Overall, the best guidance might be to check the oil level and condition -religiously-. The normal shutdown routine is to move the throttle to idle speed, close the fuel shutoff valve and let it run all the fuel out of the carburetor. Let the engine cool some and refill the fuel tank. Then drag it inside, check/adjust the skid shoes and the oil level. Do this after every use, and you won't get caught missing these critical steps in your hurry to go out and play in the snow the next time.
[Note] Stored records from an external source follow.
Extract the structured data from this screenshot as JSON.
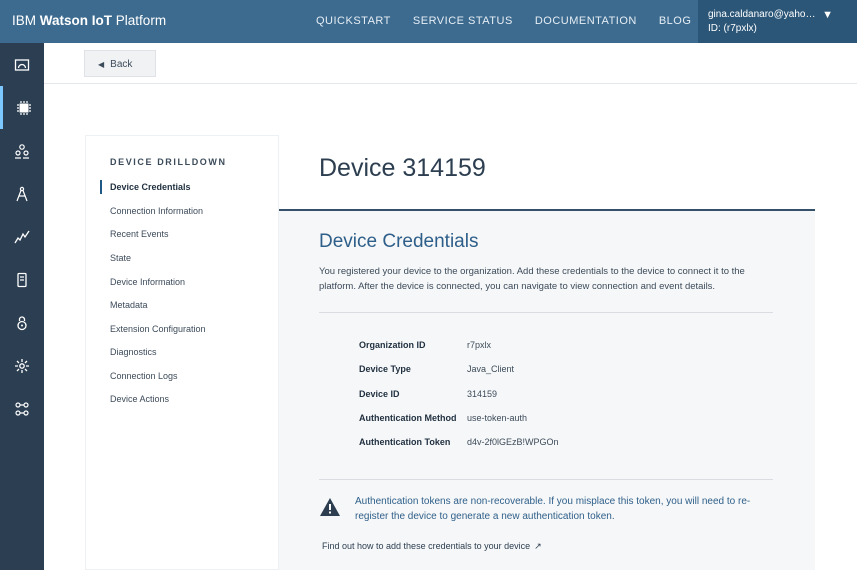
{
  "header": {
    "brand_ibm": "IBM",
    "brand_watson": "Watson IoT",
    "brand_platform": "Platform",
    "nav": [
      "QUICKSTART",
      "SERVICE STATUS",
      "DOCUMENTATION",
      "BLOG"
    ],
    "user_email": "gina.caldanaro@yahoo.com",
    "user_id": "ID: (r7pxlx)"
  },
  "rail_icons": [
    "dashboard-icon",
    "devices-icon",
    "members-icon",
    "rules-icon",
    "analytics-icon",
    "apps-icon",
    "security-icon",
    "settings-icon",
    "extensions-icon"
  ],
  "back_label": "Back",
  "sidenav": {
    "title": "DEVICE DRILLDOWN",
    "items": [
      "Device Credentials",
      "Connection Information",
      "Recent Events",
      "State",
      "Device Information",
      "Metadata",
      "Extension Configuration",
      "Diagnostics",
      "Connection Logs",
      "Device Actions"
    ],
    "active_index": 0
  },
  "main": {
    "title": "Device 314159",
    "section_title": "Device Credentials",
    "section_desc": "You registered your device to the organization. Add these credentials to the device to connect it to the platform. After the device is connected, you can navigate to view connection and event details.",
    "credentials": [
      {
        "label": "Organization ID",
        "value": "r7pxlx"
      },
      {
        "label": "Device Type",
        "value": "Java_Client"
      },
      {
        "label": "Device ID",
        "value": "314159"
      },
      {
        "label": "Authentication Method",
        "value": "use-token-auth"
      },
      {
        "label": "Authentication Token",
        "value": "d4v-2f0lGEzB!WPGOn"
      }
    ],
    "warning": "Authentication tokens are non-recoverable. If you misplace this token, you will need to re-register the device to generate a new authentication token.",
    "learn_link": "Find out how to add these credentials to your device"
  },
  "colors": {
    "topbar": "#3d6b8f",
    "rail": "#2c3e52",
    "accent": "#2e5f8a"
  }
}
I installed a simple Hobbs hour meter under the console when I first got the machine. It connects to the alternator wires there, the ones that feed the headlights whenever the engine is running. I added a few diodes as a little rectifier to convert alternator AC to meter DC. Since then especially after reading some tips in the maintenance forum here, I'd probably go with the tach/hour meter combo give the option. But the little Hobbs is pretty bulletproof, never needs batteries, can't be accidentally reset. It will do for me on this machine.
 

·
Registered
Joined
·
224 Posts
Once every two years which amounts to about 2 hours of total use. It doesn't cost much so why not.
 
1 - 13 of 13 Posts
Top